##### RECORDS SUPPLIED #####
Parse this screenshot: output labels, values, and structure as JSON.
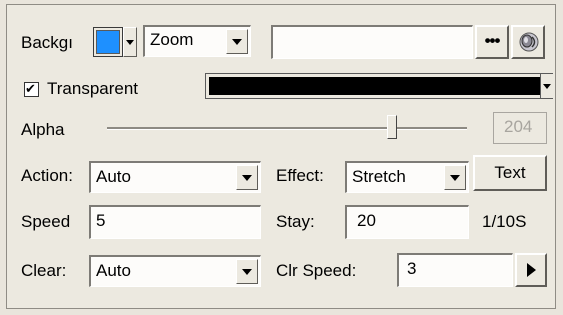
{
  "colors": {
    "swatch": "#1e90ff",
    "color_bar": "#000000"
  },
  "background": {
    "label": "Backgı",
    "mode_value": "Zoom",
    "path_value": "",
    "browse_label": "•••",
    "preview_icon": "speaker-icon"
  },
  "transparent": {
    "label": "Transparent",
    "checked": true,
    "checkmark": "✔"
  },
  "alpha": {
    "label": "Alpha",
    "value": "204",
    "slider_fraction": 0.8
  },
  "action": {
    "label": "Action:",
    "value": "Auto"
  },
  "effect": {
    "label": "Effect:",
    "value": "Stretch"
  },
  "text_button": {
    "label": "Text"
  },
  "speed": {
    "label": "Speed",
    "value": "5"
  },
  "stay": {
    "label": "Stay:",
    "value": "20",
    "unit": "1/10S"
  },
  "clear": {
    "label": "Clear:",
    "value": "Auto"
  },
  "clr_speed": {
    "label": "Clr Speed:",
    "value": "3"
  },
  "play_icon": "play-arrow-icon"
}
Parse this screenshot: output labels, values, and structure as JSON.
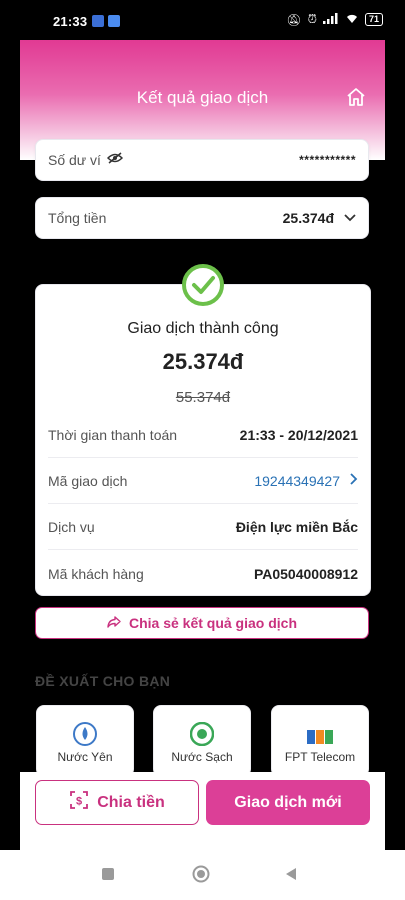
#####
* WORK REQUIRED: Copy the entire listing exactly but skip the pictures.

* ANSWER TO THE EXERCISE:
Parse this screenshot: output labels, values, and structure as JSON.
{
  "colors": {
    "swatch": "#1e90ff",
    "color_bar": "#000000"
  },
  "background": {
    "label": "Backgı",
    "mode_value": "Zoom",
    "path_value": "",
    "browse_label": "•••",
    "preview_icon": "speaker-icon"
  },
  "transparent": {
    "label": "Transparent",
    "checked": true,
    "checkmark": "✔"
  },
  "alpha": {
    "label": "Alpha",
    "value": "204",
    "slider_fraction": 0.8
  },
  "action": {
    "label": "Action:",
    "value": "Auto"
  },
  "effect": {
    "label": "Effect:",
    "value": "Stretch"
  },
  "text_button": {
    "label": "Text"
  },
  "speed": {
    "label": "Speed",
    "value": "5"
  },
  "stay": {
    "label": "Stay:",
    "value": "20",
    "unit": "1/10S"
  },
  "clear": {
    "label": "Clear:",
    "value": "Auto"
  },
  "clr_speed": {
    "label": "Clr Speed:",
    "value": "3"
  },
  "play_icon": "play-arrow-icon"
}
Parse this screenshot: output labels, values, and structure as JSON.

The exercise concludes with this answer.